Addressing the abandoned
Minot’s effort to address abandoned and neglected properties needs to become more strategic and organized, a city committee decided Wednesday.
The Minot City Council’s Public Works and Safety Committee voted to direct city staff to develop a plan and process for taking action against derelict properties, based on criteria set out by the committee. The criteria include classifying houses based on structural defects, weeds, health and safety and determining which houses should be demolished and which should be rehabilitated. Each property would be on a timeline, based on the seriousness of its condition.
Council member and committee chairman Scott Knudsvig proposed the initial criteria. He said city staff has been addressing problems, but the criteria can help direct those efforts.
Shaun Sipma, spokesman for a citizens group concerned about homes abandoned after the 2011 flood, said the group stands ready to assist in being the eyes in the neighborhoods, ensuring that properties are identified and alerting the city to the status of an owner’s progress on a targeted property.
“This isn’t a witch hunt. We are not going after a bunch of homeowners who don’t have the resources to rebuild these houses to kick someone when they are down,” Sipma said. Rather, he said, financial institutions or others with resources to take care of these properties should be reminded of their obligations.
He also urged the city to step up its efforts.
“Over the last three years, we have seen the deterioration of these homes continue. Hundreds of these homes really haven’t gotten any better. I think the hope of seeing progress is past,” he said. “In three years, if nothing has been done, nothing is going to be done.”
Information provided in a memo to the committee stated that one resident documented more than 300 properties in various states of disrepair. City engineer Lance Meyer said the city has identified more than 70 properties that need attention and has been refining that list and prioritizing properties to address the most serious issues first.
Council member Dave Lehner said he is concerned that banks have five years to dispose of properties that come into their possession. He presented the scenario of a homeowner who hangs onto a property and does nothing for three years before losing the property to a bank, which has another five years in which it may do nothing.

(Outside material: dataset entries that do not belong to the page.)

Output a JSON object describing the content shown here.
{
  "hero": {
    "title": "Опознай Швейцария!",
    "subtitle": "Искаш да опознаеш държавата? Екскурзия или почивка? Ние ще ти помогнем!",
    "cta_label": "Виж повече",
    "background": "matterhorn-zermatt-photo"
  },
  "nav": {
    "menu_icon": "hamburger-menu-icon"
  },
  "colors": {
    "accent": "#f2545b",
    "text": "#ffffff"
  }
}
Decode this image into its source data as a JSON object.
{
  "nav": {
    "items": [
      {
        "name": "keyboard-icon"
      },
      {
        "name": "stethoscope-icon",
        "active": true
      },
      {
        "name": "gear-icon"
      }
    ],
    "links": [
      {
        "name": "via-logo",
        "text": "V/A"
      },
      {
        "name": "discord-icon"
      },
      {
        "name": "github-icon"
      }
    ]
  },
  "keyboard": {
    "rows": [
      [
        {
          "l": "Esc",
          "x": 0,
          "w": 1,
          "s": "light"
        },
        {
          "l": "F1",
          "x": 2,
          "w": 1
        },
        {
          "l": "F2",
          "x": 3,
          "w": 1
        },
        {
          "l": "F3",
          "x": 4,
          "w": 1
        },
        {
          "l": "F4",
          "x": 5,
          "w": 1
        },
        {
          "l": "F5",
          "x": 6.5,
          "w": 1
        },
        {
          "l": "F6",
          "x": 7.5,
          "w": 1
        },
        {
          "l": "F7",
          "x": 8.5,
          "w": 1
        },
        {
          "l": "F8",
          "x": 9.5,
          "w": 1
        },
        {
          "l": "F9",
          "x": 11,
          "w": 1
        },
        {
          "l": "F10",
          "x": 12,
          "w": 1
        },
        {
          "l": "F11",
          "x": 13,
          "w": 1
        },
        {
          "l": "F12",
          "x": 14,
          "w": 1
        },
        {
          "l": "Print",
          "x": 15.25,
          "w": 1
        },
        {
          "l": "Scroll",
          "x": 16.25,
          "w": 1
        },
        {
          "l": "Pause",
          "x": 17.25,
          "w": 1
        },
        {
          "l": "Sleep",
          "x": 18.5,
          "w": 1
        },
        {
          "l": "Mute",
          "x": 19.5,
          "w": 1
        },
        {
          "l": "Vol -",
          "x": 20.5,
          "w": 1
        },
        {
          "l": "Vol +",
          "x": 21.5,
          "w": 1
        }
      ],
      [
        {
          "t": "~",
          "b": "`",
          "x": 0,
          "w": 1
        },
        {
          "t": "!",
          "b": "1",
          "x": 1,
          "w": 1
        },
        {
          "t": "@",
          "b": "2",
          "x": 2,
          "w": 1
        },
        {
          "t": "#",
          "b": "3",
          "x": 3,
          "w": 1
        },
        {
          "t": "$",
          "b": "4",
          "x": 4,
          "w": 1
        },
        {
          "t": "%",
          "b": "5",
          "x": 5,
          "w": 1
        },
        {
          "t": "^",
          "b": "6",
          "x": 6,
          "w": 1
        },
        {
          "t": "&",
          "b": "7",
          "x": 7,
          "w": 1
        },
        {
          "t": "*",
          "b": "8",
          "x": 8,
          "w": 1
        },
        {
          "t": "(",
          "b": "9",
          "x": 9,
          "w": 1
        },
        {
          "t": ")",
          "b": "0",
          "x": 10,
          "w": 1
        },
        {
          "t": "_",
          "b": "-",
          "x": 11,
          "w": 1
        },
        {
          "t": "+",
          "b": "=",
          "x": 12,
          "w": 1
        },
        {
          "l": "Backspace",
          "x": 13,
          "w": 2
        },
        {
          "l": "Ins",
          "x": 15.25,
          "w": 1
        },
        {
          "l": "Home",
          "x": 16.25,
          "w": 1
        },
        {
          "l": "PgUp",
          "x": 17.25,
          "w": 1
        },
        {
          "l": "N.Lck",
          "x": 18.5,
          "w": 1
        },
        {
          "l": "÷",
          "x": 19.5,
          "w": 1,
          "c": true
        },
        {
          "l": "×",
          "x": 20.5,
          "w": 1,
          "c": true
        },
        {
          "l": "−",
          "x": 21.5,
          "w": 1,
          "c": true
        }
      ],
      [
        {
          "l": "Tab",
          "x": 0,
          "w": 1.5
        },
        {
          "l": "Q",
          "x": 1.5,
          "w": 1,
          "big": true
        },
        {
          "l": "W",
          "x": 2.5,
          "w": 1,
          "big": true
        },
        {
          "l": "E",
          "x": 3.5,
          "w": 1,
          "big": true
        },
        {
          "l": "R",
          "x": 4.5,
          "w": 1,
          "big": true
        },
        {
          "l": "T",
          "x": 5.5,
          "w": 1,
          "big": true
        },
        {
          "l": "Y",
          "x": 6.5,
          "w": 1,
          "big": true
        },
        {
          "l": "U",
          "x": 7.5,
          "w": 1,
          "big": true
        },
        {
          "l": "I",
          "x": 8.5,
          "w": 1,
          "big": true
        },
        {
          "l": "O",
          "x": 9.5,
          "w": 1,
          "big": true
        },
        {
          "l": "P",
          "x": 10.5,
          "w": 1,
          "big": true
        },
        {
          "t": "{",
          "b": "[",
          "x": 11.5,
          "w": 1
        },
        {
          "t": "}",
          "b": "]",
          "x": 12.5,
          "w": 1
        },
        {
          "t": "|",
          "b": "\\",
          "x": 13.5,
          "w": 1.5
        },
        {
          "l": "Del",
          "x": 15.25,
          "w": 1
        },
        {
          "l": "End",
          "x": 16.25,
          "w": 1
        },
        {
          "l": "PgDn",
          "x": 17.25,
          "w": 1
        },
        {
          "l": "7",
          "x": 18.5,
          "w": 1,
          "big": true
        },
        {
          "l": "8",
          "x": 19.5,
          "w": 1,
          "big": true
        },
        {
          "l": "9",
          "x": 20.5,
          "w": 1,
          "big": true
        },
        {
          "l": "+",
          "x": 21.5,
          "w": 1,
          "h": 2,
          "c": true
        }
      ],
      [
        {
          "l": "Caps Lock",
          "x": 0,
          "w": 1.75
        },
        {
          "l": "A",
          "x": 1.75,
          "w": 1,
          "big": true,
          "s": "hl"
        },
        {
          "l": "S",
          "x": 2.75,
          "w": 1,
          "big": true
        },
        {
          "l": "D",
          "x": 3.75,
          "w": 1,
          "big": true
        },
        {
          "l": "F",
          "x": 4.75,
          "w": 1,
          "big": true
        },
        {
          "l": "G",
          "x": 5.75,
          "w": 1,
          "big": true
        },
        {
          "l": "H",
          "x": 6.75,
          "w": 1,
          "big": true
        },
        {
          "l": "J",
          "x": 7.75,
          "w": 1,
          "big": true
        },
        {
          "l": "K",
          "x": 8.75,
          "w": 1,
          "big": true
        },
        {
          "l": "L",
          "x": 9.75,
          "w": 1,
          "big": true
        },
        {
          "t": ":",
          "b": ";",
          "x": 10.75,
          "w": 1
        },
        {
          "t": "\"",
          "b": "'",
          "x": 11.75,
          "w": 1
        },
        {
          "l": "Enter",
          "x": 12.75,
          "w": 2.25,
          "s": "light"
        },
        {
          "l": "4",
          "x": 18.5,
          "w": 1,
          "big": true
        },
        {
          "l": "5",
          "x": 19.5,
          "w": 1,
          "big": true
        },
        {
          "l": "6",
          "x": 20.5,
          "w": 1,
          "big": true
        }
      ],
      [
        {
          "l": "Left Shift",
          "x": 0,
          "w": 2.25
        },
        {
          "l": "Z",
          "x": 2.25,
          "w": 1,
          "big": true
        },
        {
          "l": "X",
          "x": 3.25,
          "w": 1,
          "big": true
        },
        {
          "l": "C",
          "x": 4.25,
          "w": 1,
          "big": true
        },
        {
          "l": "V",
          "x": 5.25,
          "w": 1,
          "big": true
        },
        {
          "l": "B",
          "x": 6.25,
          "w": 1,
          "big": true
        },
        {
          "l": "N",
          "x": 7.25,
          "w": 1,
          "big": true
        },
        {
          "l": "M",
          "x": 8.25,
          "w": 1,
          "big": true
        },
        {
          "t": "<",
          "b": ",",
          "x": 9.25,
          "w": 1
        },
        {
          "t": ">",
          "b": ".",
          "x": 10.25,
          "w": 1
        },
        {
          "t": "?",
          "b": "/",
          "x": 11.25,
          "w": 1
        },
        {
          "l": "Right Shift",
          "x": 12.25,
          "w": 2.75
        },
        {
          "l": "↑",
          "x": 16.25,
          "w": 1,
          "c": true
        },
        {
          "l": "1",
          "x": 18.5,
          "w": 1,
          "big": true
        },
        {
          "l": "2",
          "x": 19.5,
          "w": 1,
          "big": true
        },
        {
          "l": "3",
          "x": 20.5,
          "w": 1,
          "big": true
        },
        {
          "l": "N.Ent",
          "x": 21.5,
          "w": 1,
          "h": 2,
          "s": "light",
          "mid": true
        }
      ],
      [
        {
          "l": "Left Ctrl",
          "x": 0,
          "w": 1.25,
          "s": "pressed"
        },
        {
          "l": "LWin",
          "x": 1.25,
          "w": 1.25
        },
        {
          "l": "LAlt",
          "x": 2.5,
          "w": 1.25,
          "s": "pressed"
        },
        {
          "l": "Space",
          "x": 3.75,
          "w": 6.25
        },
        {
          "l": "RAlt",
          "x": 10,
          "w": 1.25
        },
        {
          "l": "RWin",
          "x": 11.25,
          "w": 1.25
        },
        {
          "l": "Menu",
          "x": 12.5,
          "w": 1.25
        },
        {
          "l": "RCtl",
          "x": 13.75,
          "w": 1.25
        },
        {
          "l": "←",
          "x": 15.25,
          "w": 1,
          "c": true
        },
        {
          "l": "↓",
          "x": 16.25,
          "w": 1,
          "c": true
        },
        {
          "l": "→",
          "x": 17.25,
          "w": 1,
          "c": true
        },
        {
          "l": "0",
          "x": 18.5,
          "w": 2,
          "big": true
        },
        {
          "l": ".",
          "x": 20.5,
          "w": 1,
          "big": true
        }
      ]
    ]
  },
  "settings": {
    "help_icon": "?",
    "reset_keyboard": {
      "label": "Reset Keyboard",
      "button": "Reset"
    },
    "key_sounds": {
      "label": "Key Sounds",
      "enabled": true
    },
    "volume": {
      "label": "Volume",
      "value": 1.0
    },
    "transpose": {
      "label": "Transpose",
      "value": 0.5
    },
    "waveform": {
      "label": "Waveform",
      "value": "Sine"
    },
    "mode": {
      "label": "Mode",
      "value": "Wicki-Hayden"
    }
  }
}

City attorney Colleen Auer said an owner is accountable to keep a property in compliance with housing code, regardless of who the owner is. The city can take a violator to court to enforce an abatement order.
Auer said the city has authority to declare a health and safety violation if there are structural issues. If there are environmental issues, then First District Health Unit gets involved. Lehner asked about getting into homes to determine whether a health issue exists, and Auer responded that it can be done through an administrative warrant.
The city and First District have been tap-dancing around who should be seeking warrants, she said.
“We need to get past that,” she said. “We, the city, will do everything in our power to move that forward.”
She said the city would urge First District to stand behind it on any warrant actions, adding, “As long as our interests are aligned and they are and we are motivated to get this done, then we can make it happen.”